3) Behaviors are purposive and goal directed. People are continuously striving towards meeting their own needs, ranging from basic physiological needs to abstract self-actualization (fulfilling physiological, psychological and aesthetic needs).
4) People want to feel good about themselves and continuously need positive confirmation of their own self-worth from significant others. They want to feel and behave congruently, to reduce dissonance between internal and external realities.
5) People are capable of learning new behaviours and unlearning existing behaviours and they are subject to environmental and internal consequences of their behaviours, which in turn serve as reinforcements. They strive for reinforcements that are meaningful and congruent with their personal values and belief system.
6) People’s personal problems may arise from unfinished business (un-resolved conflicts) stemming from the past (concerning events and relationships) and, although some exploration of causation may be beneficial in some cases, most problems can be worked through by focusing on the here and now, on what choices the person has now. Problems are also caused by incongruencies between internal (how you see things inside) and external (how you see things outside) perceptions in the present.
7) Many problems experienced by people today are societal or systemic rather than personal or interpersonal. People are capable of learning to effect choices and changes within the system as well as from without.

In effective helping relationships, individual receiving help is able to:
• See new possibilities
• Notice things about oneself that one was not aware of
• Able to unfreeze oneself
• Face up to the reality of the situation or face up to oneself
• Open the doors for new experiences
• Develop security and courage to deal with challenges
• Understand people events and situations better
• Work out the consequences of one’s actions
• Piece together different things about oneself and understand why one acts or why one sees things the way one does.

The Receiver

By asking for help, the receiver places himself/herself in a weaker position. If the helper places himself in the stronger position of a “given” the relationship may degenerate into rebellion or passivity by the client or rejection of the receiver by the helper. Secondly, if the receiver and the helper are excessively concerned with intimacy, it can produce pressure toward conformity and mutual sympathy which may cause the helper to lose his/her perspective on the client’s problem and the client to lose his/her respect for the helper’s expertise. Thirdly, we have already noted that if helper’s concern for influencing is too high, the client will not be motivated to receive help. Finally, the self image and attitude of the receiver is also important. The client must see himself/herself as capable of improvement. If this is not so, then a major portion of the helping activity must center on building self-confidence and optimism before learning can take place.

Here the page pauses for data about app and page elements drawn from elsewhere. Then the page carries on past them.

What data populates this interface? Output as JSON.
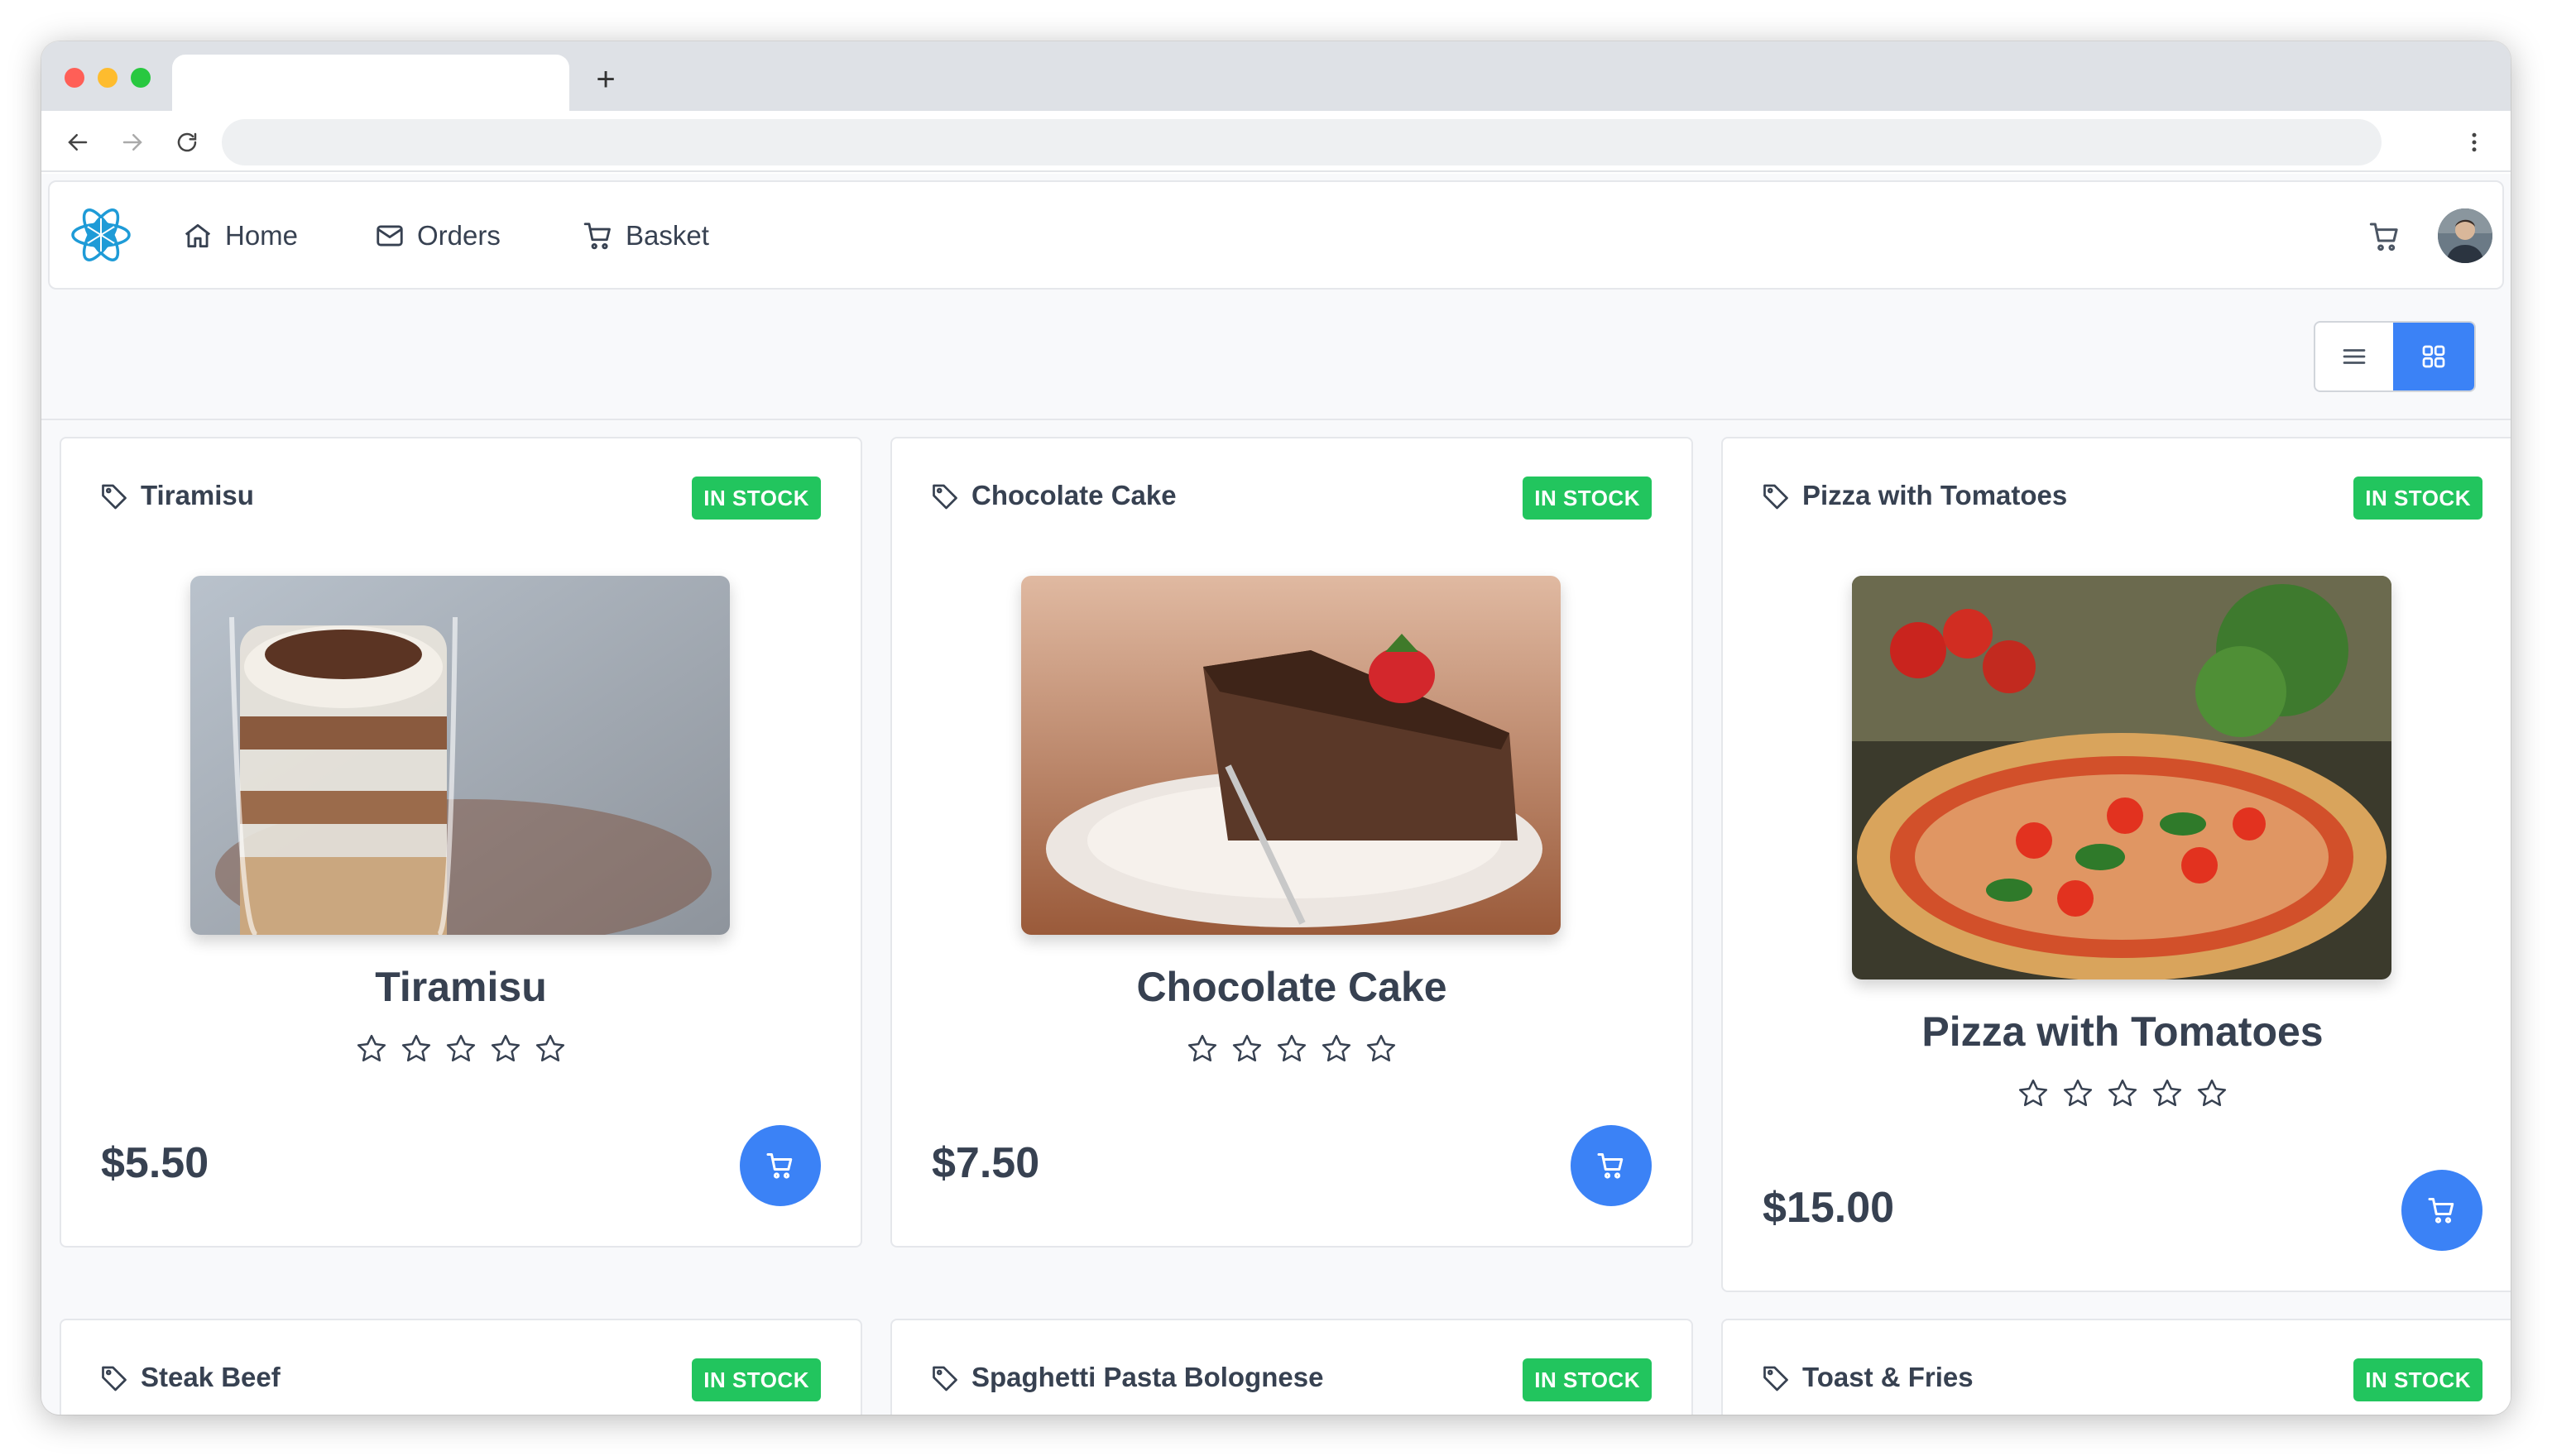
{
  "browser": {
    "new_tab_symbol": "+",
    "icons": [
      "back-arrow-icon",
      "forward-arrow-icon",
      "reload-icon",
      "more-vertical-icon"
    ]
  },
  "nav": {
    "items": [
      {
        "label": "Home",
        "icon": "home-icon"
      },
      {
        "label": "Orders",
        "icon": "envelope-icon"
      },
      {
        "label": "Basket",
        "icon": "cart-icon"
      }
    ],
    "logo_color": "#1e9bd7"
  },
  "view_toggle": {
    "options": [
      "list",
      "grid"
    ],
    "selected": "grid"
  },
  "products": [
    {
      "category": "Tiramisu",
      "stock": "IN STOCK",
      "name": "Tiramisu",
      "rating": 0,
      "price": "$5.50"
    },
    {
      "category": "Chocolate Cake",
      "stock": "IN STOCK",
      "name": "Chocolate Cake",
      "rating": 0,
      "price": "$7.50"
    },
    {
      "category": "Pizza with Tomatoes",
      "stock": "IN STOCK",
      "name": "Pizza with Tomatoes",
      "rating": 0,
      "price": "$15.00"
    },
    {
      "category": "Steak Beef",
      "stock": "IN STOCK"
    },
    {
      "category": "Spaghetti Pasta Bolognese",
      "stock": "IN STOCK"
    },
    {
      "category": "Toast & Fries",
      "stock": "IN STOCK"
    }
  ],
  "colors": {
    "accent": "#3b82f6",
    "in_stock": "#22c55e",
    "text": "#374151"
  }
}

Thus the receiver’s personal characteristics are and important part of the helping relationship. One helping mode, examined in Unit12, is feedback. The individuals tend to become defensive when they feel threatened by the feedback they receive, for example when they are criticized or blamed. Some amount of defensive behaviour in the face of perceived threat is not uncommon, but if the receivers operate primarily from a defensive position, exploration gets blocked, and the objectives of learning and growth get frustrated. This aspect has been examined in details in Unit 10 which elaborates defensive and confronting behaviour.